PROBLEM TO SOLVE | Find and copy the lines in the records beneath this task that contain the word "languages".

EXERCISE INPUTS |
------------------------

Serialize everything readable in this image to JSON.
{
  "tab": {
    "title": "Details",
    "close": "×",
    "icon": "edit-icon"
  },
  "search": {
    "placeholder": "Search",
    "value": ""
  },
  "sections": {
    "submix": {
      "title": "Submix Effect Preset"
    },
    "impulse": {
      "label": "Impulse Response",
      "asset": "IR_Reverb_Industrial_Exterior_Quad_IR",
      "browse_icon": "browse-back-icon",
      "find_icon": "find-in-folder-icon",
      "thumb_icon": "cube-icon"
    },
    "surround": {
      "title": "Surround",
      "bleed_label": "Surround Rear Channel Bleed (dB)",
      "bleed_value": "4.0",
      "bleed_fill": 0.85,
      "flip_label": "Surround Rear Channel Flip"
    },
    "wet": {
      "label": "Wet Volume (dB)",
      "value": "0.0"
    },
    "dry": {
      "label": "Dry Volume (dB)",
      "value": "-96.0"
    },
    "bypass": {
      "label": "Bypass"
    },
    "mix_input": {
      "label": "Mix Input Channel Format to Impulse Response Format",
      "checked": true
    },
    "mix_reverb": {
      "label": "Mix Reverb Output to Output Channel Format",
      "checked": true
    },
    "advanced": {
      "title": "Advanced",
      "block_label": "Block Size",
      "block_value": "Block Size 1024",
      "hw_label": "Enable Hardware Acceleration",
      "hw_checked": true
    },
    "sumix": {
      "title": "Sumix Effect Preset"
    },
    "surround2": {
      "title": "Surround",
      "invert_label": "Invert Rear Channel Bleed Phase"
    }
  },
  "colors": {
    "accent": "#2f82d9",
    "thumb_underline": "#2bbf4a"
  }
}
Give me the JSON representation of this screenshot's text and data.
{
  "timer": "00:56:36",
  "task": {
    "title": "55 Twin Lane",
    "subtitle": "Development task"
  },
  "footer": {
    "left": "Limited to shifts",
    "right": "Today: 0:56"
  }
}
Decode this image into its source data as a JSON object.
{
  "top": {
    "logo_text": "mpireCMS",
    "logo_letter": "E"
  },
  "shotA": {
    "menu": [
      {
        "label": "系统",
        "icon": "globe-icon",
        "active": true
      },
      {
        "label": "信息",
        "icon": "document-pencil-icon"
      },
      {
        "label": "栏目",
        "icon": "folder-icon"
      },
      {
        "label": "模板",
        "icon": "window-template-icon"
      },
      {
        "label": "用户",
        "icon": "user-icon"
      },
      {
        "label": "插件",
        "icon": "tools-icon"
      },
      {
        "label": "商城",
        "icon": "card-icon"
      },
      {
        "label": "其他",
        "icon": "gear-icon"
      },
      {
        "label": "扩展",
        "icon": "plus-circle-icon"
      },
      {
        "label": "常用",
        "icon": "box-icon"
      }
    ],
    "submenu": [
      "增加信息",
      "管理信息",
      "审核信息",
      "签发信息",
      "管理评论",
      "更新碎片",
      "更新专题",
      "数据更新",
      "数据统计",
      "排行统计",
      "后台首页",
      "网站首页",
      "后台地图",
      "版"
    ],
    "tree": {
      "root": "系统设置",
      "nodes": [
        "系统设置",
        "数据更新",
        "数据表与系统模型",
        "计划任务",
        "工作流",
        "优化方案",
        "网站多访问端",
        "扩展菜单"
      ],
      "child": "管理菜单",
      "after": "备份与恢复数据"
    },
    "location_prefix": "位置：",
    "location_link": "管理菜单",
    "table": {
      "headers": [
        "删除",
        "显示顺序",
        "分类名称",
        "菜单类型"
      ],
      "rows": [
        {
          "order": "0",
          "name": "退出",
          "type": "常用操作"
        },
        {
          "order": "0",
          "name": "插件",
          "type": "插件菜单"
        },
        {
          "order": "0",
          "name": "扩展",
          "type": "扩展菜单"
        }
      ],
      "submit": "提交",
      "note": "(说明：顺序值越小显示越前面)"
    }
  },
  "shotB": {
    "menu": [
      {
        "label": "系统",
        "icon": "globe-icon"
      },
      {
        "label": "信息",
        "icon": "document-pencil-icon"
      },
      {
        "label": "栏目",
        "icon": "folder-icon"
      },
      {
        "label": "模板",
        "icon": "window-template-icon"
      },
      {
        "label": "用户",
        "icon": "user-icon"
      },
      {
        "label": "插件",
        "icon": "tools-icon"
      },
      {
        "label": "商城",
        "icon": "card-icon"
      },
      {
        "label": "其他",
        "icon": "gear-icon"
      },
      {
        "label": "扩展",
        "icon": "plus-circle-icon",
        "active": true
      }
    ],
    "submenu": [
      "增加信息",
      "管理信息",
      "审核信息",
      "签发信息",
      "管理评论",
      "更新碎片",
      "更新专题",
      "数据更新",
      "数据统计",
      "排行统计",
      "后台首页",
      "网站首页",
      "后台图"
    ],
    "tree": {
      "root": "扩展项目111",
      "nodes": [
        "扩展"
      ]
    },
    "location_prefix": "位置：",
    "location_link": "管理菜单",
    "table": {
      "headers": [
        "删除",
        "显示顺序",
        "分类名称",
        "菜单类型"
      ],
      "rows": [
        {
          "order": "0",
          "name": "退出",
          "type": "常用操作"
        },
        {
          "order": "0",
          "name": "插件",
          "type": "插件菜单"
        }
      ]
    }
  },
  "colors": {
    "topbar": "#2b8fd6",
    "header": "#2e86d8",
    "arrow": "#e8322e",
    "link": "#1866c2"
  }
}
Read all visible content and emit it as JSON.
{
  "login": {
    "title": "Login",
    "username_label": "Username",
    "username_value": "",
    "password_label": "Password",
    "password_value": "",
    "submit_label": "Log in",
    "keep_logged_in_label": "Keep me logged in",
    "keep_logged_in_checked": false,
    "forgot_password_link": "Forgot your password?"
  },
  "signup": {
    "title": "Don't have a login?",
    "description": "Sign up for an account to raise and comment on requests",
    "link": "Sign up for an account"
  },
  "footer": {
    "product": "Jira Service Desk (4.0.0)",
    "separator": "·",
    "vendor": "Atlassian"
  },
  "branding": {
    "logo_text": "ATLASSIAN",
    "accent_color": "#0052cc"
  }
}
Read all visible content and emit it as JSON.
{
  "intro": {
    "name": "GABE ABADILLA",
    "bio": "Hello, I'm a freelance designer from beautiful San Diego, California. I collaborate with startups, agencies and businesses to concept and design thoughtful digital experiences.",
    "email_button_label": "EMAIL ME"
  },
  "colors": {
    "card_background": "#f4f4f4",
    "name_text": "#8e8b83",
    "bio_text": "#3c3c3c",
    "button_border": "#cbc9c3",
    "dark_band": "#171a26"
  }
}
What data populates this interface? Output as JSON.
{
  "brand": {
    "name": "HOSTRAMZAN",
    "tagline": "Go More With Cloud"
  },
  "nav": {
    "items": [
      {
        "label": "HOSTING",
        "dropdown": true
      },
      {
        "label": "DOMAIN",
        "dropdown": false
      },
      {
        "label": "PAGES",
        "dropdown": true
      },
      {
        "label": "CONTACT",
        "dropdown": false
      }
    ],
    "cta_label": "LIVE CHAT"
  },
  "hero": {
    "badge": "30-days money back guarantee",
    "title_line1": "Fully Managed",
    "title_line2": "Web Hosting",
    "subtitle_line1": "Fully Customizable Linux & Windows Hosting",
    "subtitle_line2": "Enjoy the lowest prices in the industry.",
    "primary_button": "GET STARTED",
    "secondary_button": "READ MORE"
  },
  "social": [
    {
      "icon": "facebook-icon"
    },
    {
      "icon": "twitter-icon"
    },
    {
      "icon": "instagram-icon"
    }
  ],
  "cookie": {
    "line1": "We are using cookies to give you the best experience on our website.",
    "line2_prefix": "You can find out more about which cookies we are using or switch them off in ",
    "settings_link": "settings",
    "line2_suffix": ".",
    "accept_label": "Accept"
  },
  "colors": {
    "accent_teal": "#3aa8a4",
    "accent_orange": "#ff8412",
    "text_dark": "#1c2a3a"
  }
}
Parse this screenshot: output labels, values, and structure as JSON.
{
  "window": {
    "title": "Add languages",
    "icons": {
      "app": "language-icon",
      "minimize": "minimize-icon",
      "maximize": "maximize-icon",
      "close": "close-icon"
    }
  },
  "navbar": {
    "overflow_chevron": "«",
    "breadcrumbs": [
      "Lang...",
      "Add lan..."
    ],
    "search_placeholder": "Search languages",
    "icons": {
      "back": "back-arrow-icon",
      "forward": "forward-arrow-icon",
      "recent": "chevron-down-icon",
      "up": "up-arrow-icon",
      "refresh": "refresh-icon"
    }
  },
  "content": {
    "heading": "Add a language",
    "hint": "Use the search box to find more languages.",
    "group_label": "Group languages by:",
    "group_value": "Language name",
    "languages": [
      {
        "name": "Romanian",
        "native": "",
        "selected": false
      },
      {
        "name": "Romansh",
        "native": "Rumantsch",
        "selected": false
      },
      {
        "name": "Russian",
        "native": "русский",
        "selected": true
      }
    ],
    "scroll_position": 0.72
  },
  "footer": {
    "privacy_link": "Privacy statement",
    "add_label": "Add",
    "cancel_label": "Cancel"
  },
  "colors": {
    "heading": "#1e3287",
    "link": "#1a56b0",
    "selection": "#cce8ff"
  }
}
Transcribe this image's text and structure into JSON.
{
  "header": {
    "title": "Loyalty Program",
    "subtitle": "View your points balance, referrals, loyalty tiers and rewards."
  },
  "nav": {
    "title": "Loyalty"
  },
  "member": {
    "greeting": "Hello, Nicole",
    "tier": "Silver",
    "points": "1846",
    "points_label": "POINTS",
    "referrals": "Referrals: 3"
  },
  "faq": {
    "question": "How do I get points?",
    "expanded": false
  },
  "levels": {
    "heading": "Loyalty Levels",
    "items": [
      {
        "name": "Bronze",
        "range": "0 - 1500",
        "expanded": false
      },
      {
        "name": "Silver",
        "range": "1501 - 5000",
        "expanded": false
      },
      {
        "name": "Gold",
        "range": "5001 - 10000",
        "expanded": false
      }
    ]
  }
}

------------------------

TASK RESULT |
    "title": "Add languages",
    "search_placeholder": "Search languages",
    "hint": "Use the search box to find more languages.",
    "group_label": "Group languages by:",
    "languages": [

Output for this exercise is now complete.